Producers find market for grass-fed and grain-fed beef
Cattle producers today have many options when it comes to raising their animals, according to John Lawrence, director of the Iowa Beef Center.
Lawrence and several producers discussed these options during the Iowa Forage and Grasslands Conference held in Des Moines recently.
"Not only are there three different options in grain-feeding systems--conventional, natural and organic,--there are also options in grass-feeding systems--natural and organic," he said.
Lawrence said each cattle producer must look at all their options and decide which will be the most profitable for them to be in business, now and in the future.
Retired Winterset, Iowa, veterinarian Ken Henrichsen has found grass-feeding beef works the best for him.
Henrichsen's operation is set up selling bred heifers and grass-finished beef. In March, he purchases 600- to 700-pound heifers from a ranch in South Dakota. These heifers are sorted upon arrival to determine which will be put into the replacement/bred heifer program and which will be fed-out to be marketed as grass-fed beef.
Both groups are put on a rotational grazing system and rotated to fresh grass daily. The heifers also have access to fresh water, corn stalk bales and dry hay bales for extra roughage. They are raised in a natural-beef protocol, without the use of antibiotics or hormones.
The group fed for beef is also supplemented with 0.8 pounds per hundred weight of dry distillers grains and soyhulls in order to push them to the market weight by October.
By then, he wants the heifers to be at their 1,000-pound target weight. The beef is marketed for a premium to local customers.
Henrichsen said he has a lot of repeat customers and others learn about his beef through word of mouth and advertising locally.
"We like to serve a healthy, safe, and quality product--all are in the choice and select grade--to a demanded market and it is processed and packaged just the way the customer wants it," he said. "People who have had our product are willing to pay a premium for it."
He said he can continue to sell these heifers this way because he has continued to manage them in a way to stay profitable.
Grass-fed and grain-fed specialty beef
Atlantic, Iowa, cattle producer Alan Zelmer uses both grass-fed and grain-fed in his management practices.
Zelmer's operation, A to Z Feeders, includes many different segments, which is possible because of the rest of his family, who is also involved in the business. The farm includes 2,000 acres of row crops, 900 acres of pasture, 150 acres of hay, 600 cows and a 1,700-head feedlot, along with a trucking business and a brokerage for distillers products.
"We use a lot of forage to finish our cattle for specialty markets. The feedlot is grain-based and we use distillers products when it is economical to do so," he said.

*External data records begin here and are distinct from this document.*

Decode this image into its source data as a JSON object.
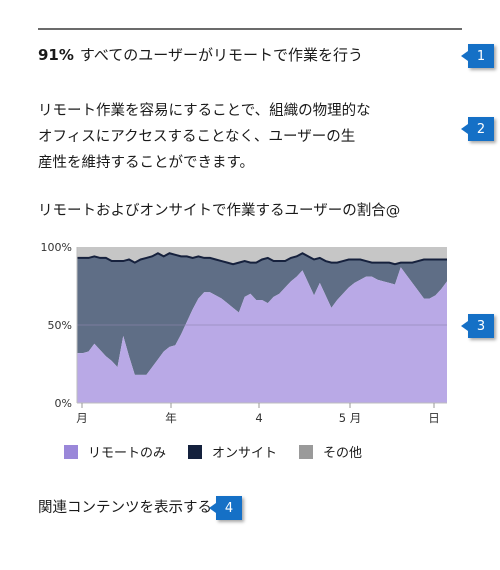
{
  "headline": {
    "stat": "91%",
    "text": "すべてのユーザーがリモートで作業を行う"
  },
  "description": {
    "line1": "リモート作業を容易にすることで、組織の物理的な",
    "line2": "オフィスにアクセスすることなく、ユーザーの生",
    "line3": "産性を維持することができます。"
  },
  "related_link": "関連コンテンツを表示する",
  "callouts": [
    "1",
    "2",
    "3",
    "4"
  ],
  "colors": {
    "remote": "#b9a9e6",
    "onsite": "#5f6e86",
    "other": "#c6c6c6",
    "line": "#16213d",
    "callout": "#1570c6",
    "legend_remote": "#9a87d9",
    "legend_onsite": "#14213d",
    "legend_other": "#9a9a9a"
  },
  "chart_data": {
    "type": "area",
    "title": "リモートおよびオンサイトで作業するユーザーの割合@",
    "y_ticks": [
      "100%",
      "50%",
      "0%"
    ],
    "ylim": [
      0,
      100
    ],
    "x_tick_labels": [
      "月",
      "年",
      "4",
      "5 月",
      "日"
    ],
    "stacked": true,
    "series": [
      {
        "name": "リモートのみ",
        "values": [
          32,
          32,
          33,
          38,
          34,
          30,
          27,
          23,
          43,
          30,
          18,
          18,
          18,
          23,
          28,
          33,
          36,
          37,
          44,
          52,
          60,
          67,
          71,
          71,
          69,
          67,
          64,
          61,
          58,
          68,
          70,
          66,
          66,
          64,
          68,
          70,
          74,
          78,
          81,
          85,
          77,
          69,
          77,
          69,
          61,
          66,
          70,
          74,
          77,
          79,
          81,
          81,
          79,
          78,
          77,
          76,
          87,
          82,
          77,
          72,
          67,
          67,
          69,
          73,
          78
        ],
        "_note": ""
      },
      {
        "name": "オンサイト",
        "values": [
          61,
          61,
          60,
          56,
          59,
          63,
          64,
          68,
          48,
          62,
          72,
          74,
          75,
          71,
          68,
          61,
          60,
          58,
          50,
          42,
          33,
          27,
          22,
          22,
          23,
          24,
          26,
          28,
          32,
          23,
          20,
          24,
          26,
          29,
          23,
          21,
          17,
          15,
          13,
          11,
          17,
          23,
          16,
          22,
          29,
          24,
          21,
          18,
          15,
          13,
          10,
          9,
          11,
          12,
          13,
          13,
          3,
          8,
          13,
          19,
          25,
          25,
          23,
          19,
          14
        ]
      },
      {
        "name": "その他",
        "values": [
          7,
          7,
          7,
          6,
          7,
          7,
          9,
          9,
          9,
          8,
          10,
          8,
          7,
          6,
          4,
          6,
          4,
          5,
          6,
          6,
          7,
          6,
          7,
          7,
          8,
          9,
          10,
          11,
          10,
          9,
          10,
          10,
          8,
          7,
          9,
          9,
          9,
          7,
          6,
          4,
          6,
          8,
          7,
          9,
          10,
          10,
          9,
          8,
          8,
          8,
          9,
          10,
          10,
          10,
          10,
          11,
          10,
          10,
          10,
          9,
          8,
          8,
          8,
          8,
          8
        ]
      }
    ]
  }
}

Zelmer has a special breed of cattle called Wagyu, which produces Kobe beef. Wagyu is a Japanese breed of cattle, which produces very high quality beef.
When production costs rose and the recession affected the market for the higher priced Kobe beef, Zelmer also started feeding cattle for a Natural Angus Beef program, in order to continue to have a market for his cattle.
Zelmer continually makes improvements to his land by participating in erosion control programs, using a rotational grazing system, and using manure from the feedlot as fertilizer on the pasture. He eliminated broadcast spraying to kill weeds and has moved to spot spraying, with success. Frost seeding legumes in pastures has been used successfully, as well.
The cows on the grass-based rotational grazing system are on a five- to seven-day rotation schedule. He also backgrounds calves on grass after they are pasture weaned, which has decreased problems with sickness and made weaning go more smoothly and quickly.
While Zelmer has both grass-based and grain-based systems, he has found a market for animals stemming from both kinds of systems.
Jennifer Bremer can be reached by phone at 515-833-2120, or by e-mail at firstname.lastname@example.org.